Gang besieges indigenous communities in southern Mexico
Chilpancingo, Mexico, Jun 21 (EFE).- Representatives of 23 Nahua indigenous communities in the southern Mexican state of Guerrero held a press conference Tuesday to demand help in repulsing an offensive by a criminal organization armed with military-grade weapons.
As if to underline the point, the venue of the news conference came under attack as the event was concluding, forcing reporters to take cover as members of the community militias fired back at assailants shooting from a nearby hill.
Nobody was hurt in the exchange of gunfire.
The spokesman for the Emiliano Zapata Indigenous and Popular Council of Guerrero, Jesus Placido Galindo, said that the latest wave of violence by Los Ardillos (The Squirrels) began last Friday after the withdrawal of a National Guard unit that had been stationed in the municipality of Chilapa de Alvarez.

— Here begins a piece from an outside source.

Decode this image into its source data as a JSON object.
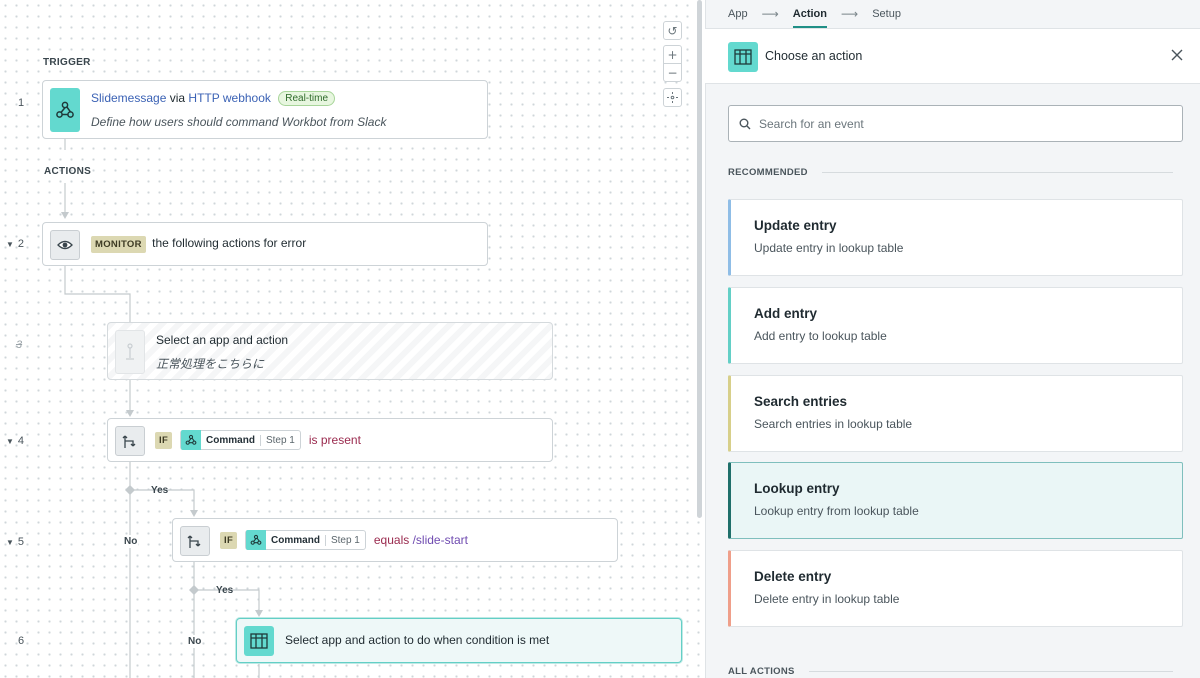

The gang’s gunmen are dug-in on high ground surrounding the targeted villages and towns, Galindo said, accompanied by community elders and dozens of residents, many of them wearing masks to conceal their faces.

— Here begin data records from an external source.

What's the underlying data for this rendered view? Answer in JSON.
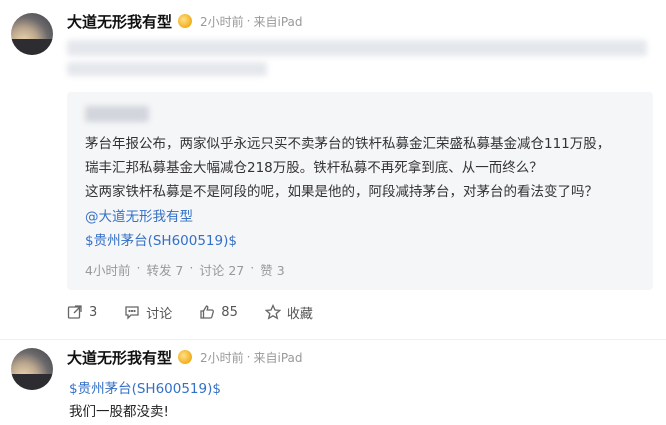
{
  "posts": [
    {
      "username": "大道无形我有型",
      "time": "2小时前",
      "source": "来自iPad",
      "quote": {
        "lines": [
          "茅台年报公布，两家似乎永远只买不卖茅台的铁杆私募金汇荣盛私募基金减仓111万股，",
          "瑞丰汇邦私募基金大幅减仓218万股。铁杆私募不再死拿到底、从一而终么？",
          "这两家铁杆私募是不是阿段的呢，如果是他的，阿段减持茅台，对茅台的看法变了吗？"
        ],
        "mention": "@大道无形我有型",
        "stock": "$贵州茅台(SH600519)$",
        "time": "4小时前",
        "reposts": "转发 7",
        "comments": "讨论 27",
        "likes": "赞 3"
      },
      "actions": {
        "repost_count": "3",
        "comment_label": "讨论",
        "like_count": "85",
        "favorite_label": "收藏"
      }
    },
    {
      "username": "大道无形我有型",
      "time": "2小时前",
      "source": "来自iPad",
      "stock": "$贵州茅台(SH600519)$",
      "text": "我们一股都没卖!"
    }
  ],
  "colors": {
    "link": "#3470c5",
    "meta": "#999999",
    "quote_bg": "#f5f6f8"
  }
}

He said that thanks to the efforts of the militias, there have been no fatalities, though two people were wounded.
Some at the press conference said that Los Ardillos are being protected by people in power.
“What we demand is justice. Until this group is stopped, they will continue attacking us. You can deploy the National Guard, you can deploy the police here as much as you want – they continue operating, they have the means,” Galindo said.

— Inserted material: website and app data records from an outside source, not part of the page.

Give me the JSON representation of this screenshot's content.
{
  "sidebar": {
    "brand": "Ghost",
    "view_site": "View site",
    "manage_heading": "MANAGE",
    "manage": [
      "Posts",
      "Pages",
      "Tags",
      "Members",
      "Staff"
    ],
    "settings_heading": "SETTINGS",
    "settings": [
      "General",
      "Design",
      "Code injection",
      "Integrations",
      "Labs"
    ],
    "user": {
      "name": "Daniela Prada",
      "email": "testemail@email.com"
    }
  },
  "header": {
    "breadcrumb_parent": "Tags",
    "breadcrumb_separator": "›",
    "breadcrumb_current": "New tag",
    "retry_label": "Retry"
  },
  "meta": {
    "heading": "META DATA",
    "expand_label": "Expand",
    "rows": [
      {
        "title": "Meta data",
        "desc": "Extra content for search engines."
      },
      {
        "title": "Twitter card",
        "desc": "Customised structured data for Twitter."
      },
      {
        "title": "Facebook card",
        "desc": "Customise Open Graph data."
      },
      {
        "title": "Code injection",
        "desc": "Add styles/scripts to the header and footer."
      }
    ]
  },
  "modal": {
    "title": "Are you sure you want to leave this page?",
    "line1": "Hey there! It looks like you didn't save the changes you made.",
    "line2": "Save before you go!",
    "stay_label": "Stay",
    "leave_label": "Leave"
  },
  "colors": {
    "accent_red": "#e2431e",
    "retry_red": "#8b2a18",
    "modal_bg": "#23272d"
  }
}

The army could put a stop to the terror campaign of Los Ardillos, he said, adding that officials’ decision to turn a deaf ear to the pleas of the Nahuas makes it “very clear that they are accomplices.”
Los Ardillos are trying to take control of the communities and leave residents with a choice between working for the gang or being killed, Galindo said.
Over the last seven years, Los Ardillos have killed 18 people and abducted 19 others and officials, including federal Public Safety Secretary Alejandro Encinas have failed to act on information provided by the Nahuas, Galindo said.
Mexican President Andres Manuel Lopez Obrador is due to visit the affected area at the end of this week. EFE fmc/dr